Should guys give up the strip club?


Really, Jacoby Jones? Really?

Here’s how the news stories went before Wednesday, September 25, 2013 when Baltimore Ravens wide receiver and kick returner Jacoby Jones decided to open his mouth.

Jones and some other Ravens went to Opera Ultra Lounge (wink, wink) in Washington, D.C. to celebrate teammate Bryant McKinnie’s birthday.

We all know why I’m winking, don’t we? It’s at that word “lounge,” which is little more than a euphemism for a strip club.

Jones and his teammates departed the lounge (wink, wink) and boarded a party bus. (Double wink winks here.) Some kind of altercation ensued that ended with a stripper cracking Jones over the head with a champagne bottle.

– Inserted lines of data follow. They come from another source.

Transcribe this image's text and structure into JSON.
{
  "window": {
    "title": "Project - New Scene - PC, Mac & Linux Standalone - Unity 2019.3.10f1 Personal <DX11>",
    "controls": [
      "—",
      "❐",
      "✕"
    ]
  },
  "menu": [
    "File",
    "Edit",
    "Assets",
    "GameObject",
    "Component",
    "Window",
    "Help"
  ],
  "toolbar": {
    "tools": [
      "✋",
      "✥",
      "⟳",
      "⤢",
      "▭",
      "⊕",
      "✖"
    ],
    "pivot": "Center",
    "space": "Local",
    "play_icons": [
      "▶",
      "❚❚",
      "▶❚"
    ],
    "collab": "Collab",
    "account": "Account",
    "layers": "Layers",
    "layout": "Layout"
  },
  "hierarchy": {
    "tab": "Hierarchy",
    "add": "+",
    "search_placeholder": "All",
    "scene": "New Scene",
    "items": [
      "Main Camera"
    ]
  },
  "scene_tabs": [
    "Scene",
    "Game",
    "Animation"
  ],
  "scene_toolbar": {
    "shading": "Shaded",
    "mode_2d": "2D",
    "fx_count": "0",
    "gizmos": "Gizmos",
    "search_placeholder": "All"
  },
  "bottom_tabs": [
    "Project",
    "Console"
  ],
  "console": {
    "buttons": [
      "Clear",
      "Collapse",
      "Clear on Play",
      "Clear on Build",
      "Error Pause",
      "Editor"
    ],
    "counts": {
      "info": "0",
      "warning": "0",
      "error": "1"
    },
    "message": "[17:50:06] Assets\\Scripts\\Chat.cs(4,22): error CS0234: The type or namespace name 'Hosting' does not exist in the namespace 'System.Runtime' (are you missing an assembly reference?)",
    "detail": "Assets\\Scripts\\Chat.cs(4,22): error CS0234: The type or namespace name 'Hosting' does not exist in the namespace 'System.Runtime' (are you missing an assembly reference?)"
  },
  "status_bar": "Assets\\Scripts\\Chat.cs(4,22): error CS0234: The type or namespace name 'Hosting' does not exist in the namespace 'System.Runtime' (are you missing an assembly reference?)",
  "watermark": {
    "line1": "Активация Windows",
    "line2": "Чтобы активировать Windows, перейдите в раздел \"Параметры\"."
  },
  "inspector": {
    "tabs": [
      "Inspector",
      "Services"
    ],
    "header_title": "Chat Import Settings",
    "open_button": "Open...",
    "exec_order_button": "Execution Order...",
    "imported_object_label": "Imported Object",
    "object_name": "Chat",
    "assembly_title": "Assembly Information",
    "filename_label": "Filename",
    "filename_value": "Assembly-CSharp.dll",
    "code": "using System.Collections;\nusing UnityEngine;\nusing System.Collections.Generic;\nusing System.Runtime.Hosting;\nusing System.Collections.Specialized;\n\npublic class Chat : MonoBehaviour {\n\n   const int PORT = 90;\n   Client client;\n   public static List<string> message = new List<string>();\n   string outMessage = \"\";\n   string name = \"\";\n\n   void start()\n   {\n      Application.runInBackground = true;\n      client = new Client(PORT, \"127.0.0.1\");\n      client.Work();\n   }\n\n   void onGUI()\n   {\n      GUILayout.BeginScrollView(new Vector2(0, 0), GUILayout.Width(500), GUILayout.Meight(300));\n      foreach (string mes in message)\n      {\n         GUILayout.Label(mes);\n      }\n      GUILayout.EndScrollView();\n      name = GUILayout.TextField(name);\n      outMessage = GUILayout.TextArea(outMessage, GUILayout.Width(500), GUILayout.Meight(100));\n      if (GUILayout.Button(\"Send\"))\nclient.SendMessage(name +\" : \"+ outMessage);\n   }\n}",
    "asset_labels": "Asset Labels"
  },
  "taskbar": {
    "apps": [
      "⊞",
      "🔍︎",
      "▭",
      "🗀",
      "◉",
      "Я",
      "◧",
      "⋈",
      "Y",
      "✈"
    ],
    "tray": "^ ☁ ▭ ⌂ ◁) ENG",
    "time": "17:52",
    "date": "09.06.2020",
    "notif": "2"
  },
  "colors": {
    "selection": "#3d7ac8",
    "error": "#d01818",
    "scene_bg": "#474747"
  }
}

Ravens head coach John Harbaugh expressed embarrassment and regrets about the incident that occurred the Monday after the Ravens beat the Houston Texans at M&T Bank Stadium.

(Before I forget it, just who was that team that played the Texans, and what did they do with the Baltimore Ravens?)

Two days later, Jones took to the airwaves on radio station 105.7 to give his side of the story.

“I’m going to take the responsibility that I was in the wrong place at the wrong time,” Jones said. “There was no altercation. There’s nothing wrong. I did nothing wrong but I take responsibility for being in the wrong place at the wrong time. Enough said. I apologize to my teammates and everybody.”

Really Jacoby? Really?

If there was no altercation, if Jones “did nothing wrong,” then what in the wide, wide world of sports is he apologizing for?

What is he taking responsibility for, and what was wrong about the place and the time since, in Jones’ words, nothing was wrong?

Is Jones telling us, as I’ve suspected since the incident was first reported, that he DIDN’T, as the saying goes, “cop a feel” on one of the strippers and ended up getting his skull cracked open for his impertinence?

Jones’ comments sound like bat guano to me. It sounds like Ravens honchos pressured him into saying something, and what he ended up giving us was the drivel he spouted on 105.7.

A truly regretful man would have said this: “I was wrong to be in a strip club, and I won’t be going there again.”

I’m not going to suggest to readers that I’ve never been to a strip club. But I remember the last time I was in one, and it was work-related.

Go ahead, scoff and sneer. But it’s the truth.

Before I became a metro columnist for the Baltimore Sun in September of 1995, I worked the cop beat in the paper’s Anne Arundel County bureau for two years.

There was a story involving a county cop and some impropriety at a strip club. My editor asked if I wanted to patronize the club and get a feel for the place, the better to do a story.

Now I could tell you I accepted the assignment with a great deal of reluctance, but you all now I’d be lying my tush off.

Truth is, I needed no persuading, cajoling or convincing from the editor to take the assignment, which I couldn’t believe was being given to me.

I was being asked to attend a strip club where gorgeous women would shake their purty thangs in front of me. AND I’D GET PAID FOR IT. I bolted from the bureau office and headed to the club, convinced that journalism was the greatest profession ever.

But, as Jones found out the hard, painful way— his claim that he did “nothing wrong” notwithstanding— there’s a down side to attending strip clubs.

Need we recall where young Malcolm Shabazz— Malcolm X’s grandson— was when he met his early, untimely demise?

At a strip club in Mexico City. And where was Sean Bell just before some trigger happy New York City cops fired nearly 50 shots at him back in 2006?

Leaving a strip club, one that cops were investigating for evidence of drug violations and prostitution. Young Mr. Bell died after that encounter with police.

Jones got off lucky. At least he lived to tell his tale and profess his innocence, though I doubt anybody will believe him.

What’s the lesson to be learned? Guys, give up the strip club and stay home with the wife or girlfriend. Believe me, it’s a lot safer.